Dr. Stacie Dusetzina, assistant professor of health policy and management, has been confirmed as a committee member for the National Academies of Sciences, Engineering and Medicine (NASEM) report titled “Ensuring Patient Access to Affordable Drug Therapies.” The committee is charged with recommending policy actions that could address drug price trends, improve patient access to affordable and effective treatments, and encourage innovations that address significant needs in health care.
Doctoral student awarded fellowship to study water purification process
Kasia Grzebyk, doctoral student in environmental sciences and engineering, has received a generous fellowship award from the American Membrane Technology Association. She is one of four national recipients.
Cuba offers example for countries striving to eliminate mother-to-child transmission of syphilis, HIV

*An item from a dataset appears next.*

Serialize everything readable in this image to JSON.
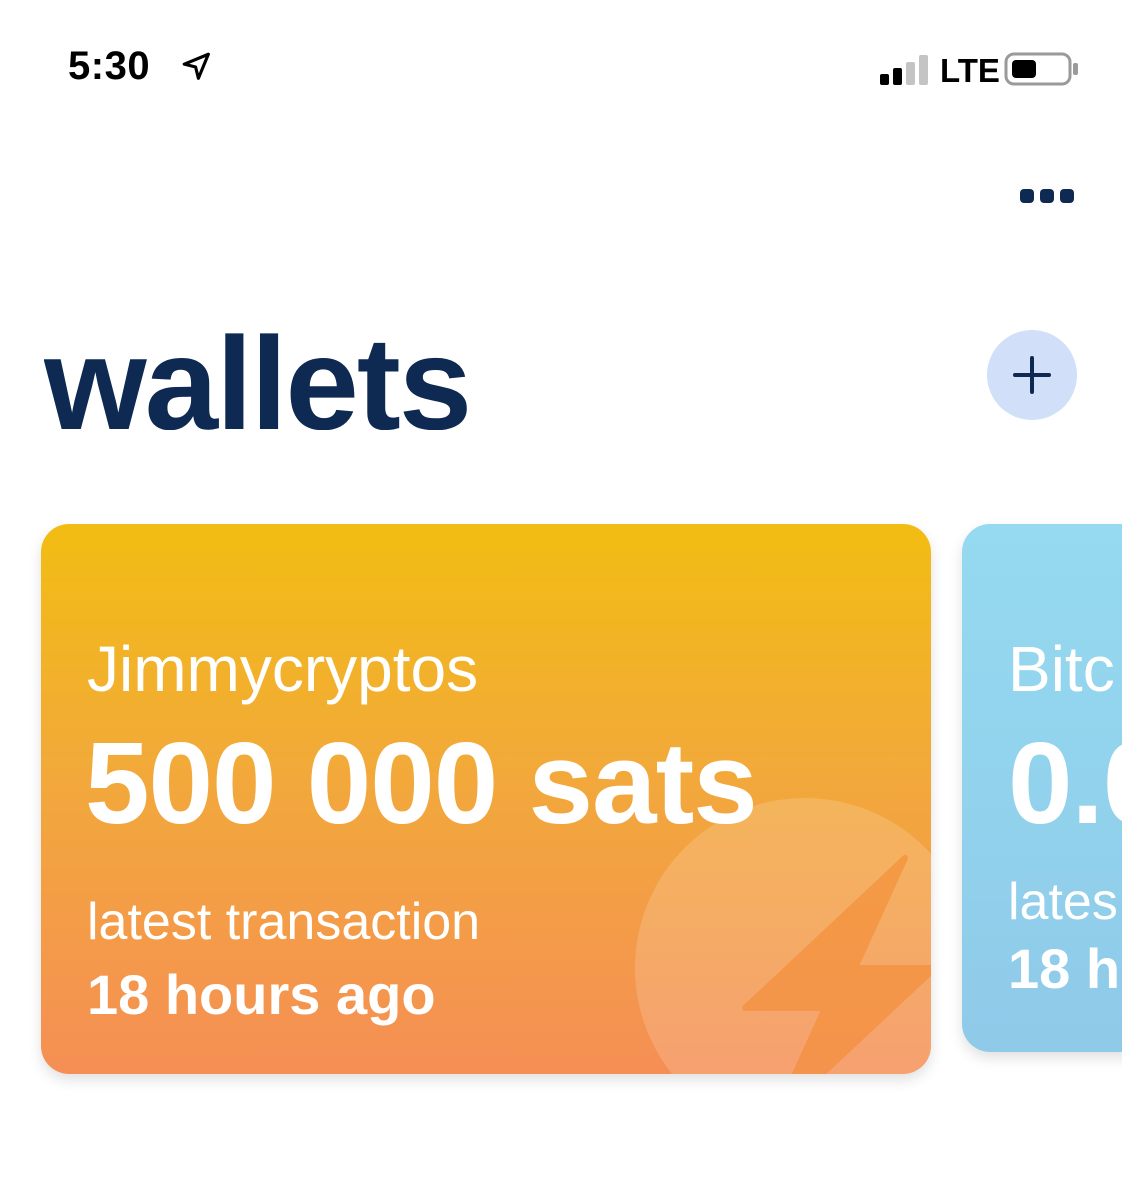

Currently, several countries in the Americas are poised to eliminate mother-to-child-transmission (MTCT) of syphilis. With the Zika virus epidemic, however, low-income countries face unanticipated challenges. Dr. Lola Stamm discusses why it is imperative that the commitment to eliminate MTCT of syphilis be sustained.
Study finds diet as effective and less expensive than drugs in treating esophageal inflammation
Dr. Daniel Erim and colleagues found that a six-food elimination diet was as effective as topical corticosteroids — and less expensive — in treating eosinophilic esophagitis, a condition in which inflamed esophageal tissue leads to a person’s difficulty in swallowing solid foods. Erim is a doctoral student in health policy and management.
Aquagenx compartment bag tests used for water quality monitoring in rural Myanmar
The Aquagenx water quality test kit, which was developed by a researcher at the Gillings School, is being used as part of an assessment of the Accelerating Water and Sanitation for All Program in remote communities in Myanmar.
Obesity prevention education has positive impact on college students, study finds
Dr. Leslie Lytle led a weight-gain prevention intervention program for people in their first and second years of college. The results, reported in the American Journal of Preventive Medicine, show that online social networking and support can help prevent weight gain in this group of young adults. Lytle is professor and chair of health behavior at the Gillings School.
Ribisl co-authors Surgeon General’s report on e-cigarette use by youth and young adults
Dr. Kurt Ribisl, professor of health behavior at the Gillings School, is a co-author of the 2016 Surgeon General’s report, “E-cigarette Use Among Youth and Young Adults.” Published by the U.S. Dept. of Health and Human Services, the report calls for improved regulation of e-cigarettes and increased education about health risks related to e-cigarette use.
UNC’s Gillings School named national program office for Kresge Foundation initiative
The Kresge Foundation has selected the University of North Carolina’s Gillings School of Global Public Health (UNC) as the national program office for Kresge’s Emerging Leaders in Public Health (ELPH) initiative.
Five Gillings School junior faculty members receive development awards
Five faculty members from three departments in the Gillings School were awarded 2017 IBM Junior Faculty Development Awards.
CSCC awarded new ARIC contract
The Gillings School’s Collaborative Studies Coordinating Center has been awarded a five-year, $19 million contract by the National Institutes of Health’s National Heart, Lung and Blood Institute to conduct the next phase of the Atherosclerosis Risk in Communities study.